  12. I totally agree with KarenL@3 that it doesn’t seem right that we have to join Facebook to enter a giveaway. Not all of us want to give up our privacy. I did it one time and have received so much spam as a direct result. Please allow us to enter by email also, it would be so wonderful and fair to those of us who don’t want to use Facebook. Now for the storm – while it did not affect me, I think Nancy Smeltzer’s idea of having an art “bugout” bag with a small project for nervous hands during an unsettling situation is a fabulous idea. It would be fun to ask the question on your site about what each of us would put into our art bugout bag for such occasions. Could be very interesting stuff to read and learn from. Anyway, thanks for listening! Love Quilting Arts, just renewed again!!!

  13. I actually find that having a reason to concentrate helps tremendously as I am an ace worrywart. If I’m really feeling scattered, I’ll stick to simple things like sewing my batting scraps together to make the next small project batting or cutting my scraps into usable size strips. Paper piecing when I’m stressed is a good one, too…it just allows you to follow the numbers. Although I have to admit that my favorite quilting activity to do when I’m stressed is shopping but that wouldn’t have been an option in your case!

  14. I have to agree with maeve and KarenL about Facebook. Not for me.

    Although I live far away from your neighborhood (WA state), we do sometimes have real howling winter storms. I retreat to my studio in the basement and work at whatever my brain can concentrate on. If that doesn’t work, I do laundry. Put a load in to wash, and go to fold the mounds of clean clothes that pile up (it is just me and the cat). Sorting and folding seem to be a mind-less task to me, so when I’m done, at least the laundry is organized and I can see that I accomplished something. A hot bubble bath is stress-soother for me, but you might not have had that luxury.

    A “bug-out” bag for me would have all the supplies (including small light) to work on a knitting project.

    While you were all enduring the storm, I was digging through my UFO stash to find projects to finish to send your direction when someone has a destination organized.

  15. Thank you, everyone, for your wonderful comments! What fabulous ideas.

    Another addition to a “bug-out” bag could be a head lamp and batteries, just in case the power goes out.

    Off topic–and in response to the Facebook comments–please know that we appreciate all of our readers, commenters, and followers on whatever platform they choose. Many giveaways are held right here on so there are plenty of opportunities for non-Facebook folks.
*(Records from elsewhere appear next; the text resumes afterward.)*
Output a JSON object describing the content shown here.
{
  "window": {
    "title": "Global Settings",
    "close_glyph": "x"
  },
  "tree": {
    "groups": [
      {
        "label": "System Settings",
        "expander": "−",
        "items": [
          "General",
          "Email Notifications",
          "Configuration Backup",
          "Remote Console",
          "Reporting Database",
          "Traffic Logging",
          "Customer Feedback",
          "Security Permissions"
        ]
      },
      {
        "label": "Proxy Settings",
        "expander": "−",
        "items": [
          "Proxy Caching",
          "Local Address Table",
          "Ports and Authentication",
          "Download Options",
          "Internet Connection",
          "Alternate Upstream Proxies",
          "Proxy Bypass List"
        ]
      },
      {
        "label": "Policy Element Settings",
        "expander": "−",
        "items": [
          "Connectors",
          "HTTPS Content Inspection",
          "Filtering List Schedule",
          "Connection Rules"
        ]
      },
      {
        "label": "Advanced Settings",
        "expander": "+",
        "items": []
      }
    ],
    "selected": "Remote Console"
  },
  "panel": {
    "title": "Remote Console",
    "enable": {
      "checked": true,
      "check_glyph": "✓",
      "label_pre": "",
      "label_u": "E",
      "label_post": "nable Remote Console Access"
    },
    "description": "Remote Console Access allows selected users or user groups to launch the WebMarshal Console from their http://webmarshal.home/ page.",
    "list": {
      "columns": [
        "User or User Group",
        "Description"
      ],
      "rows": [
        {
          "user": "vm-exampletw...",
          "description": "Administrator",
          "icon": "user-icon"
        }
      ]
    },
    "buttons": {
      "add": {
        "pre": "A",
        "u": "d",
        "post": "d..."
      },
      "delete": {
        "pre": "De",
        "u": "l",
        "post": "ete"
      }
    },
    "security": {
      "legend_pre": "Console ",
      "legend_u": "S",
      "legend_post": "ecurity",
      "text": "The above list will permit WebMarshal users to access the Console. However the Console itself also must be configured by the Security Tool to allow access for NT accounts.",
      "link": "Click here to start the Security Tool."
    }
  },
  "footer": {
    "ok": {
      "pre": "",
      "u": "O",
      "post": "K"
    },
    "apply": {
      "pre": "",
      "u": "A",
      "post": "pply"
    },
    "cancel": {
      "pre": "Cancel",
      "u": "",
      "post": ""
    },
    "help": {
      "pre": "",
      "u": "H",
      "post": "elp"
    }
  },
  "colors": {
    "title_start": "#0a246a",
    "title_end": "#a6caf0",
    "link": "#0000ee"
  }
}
    Also, just to follow up on the project I started, I’m pleased to say it worked up well after all without a trip to the quilt shop–although I will still go to buy a backing fabric … and whatever else catches my eye while I’m there!

    Happy quilting, all!


  16. Storms are stressful no doubt. When i find myself making mistakes – whether its from a distraction or tiredness – i stop what i’m doing and do something “mindless” until i stabilize. Sometimes I organize fabric scraps, sort buttons (!), review pending and upcoming projects, hand sew or watch tv. I also try to block the distractions by keeping the curtains drawn (if it’s a nature distraction) and turning my itunes UP to block out anything else. Love the bug out bag idea and would like to see more on this subject.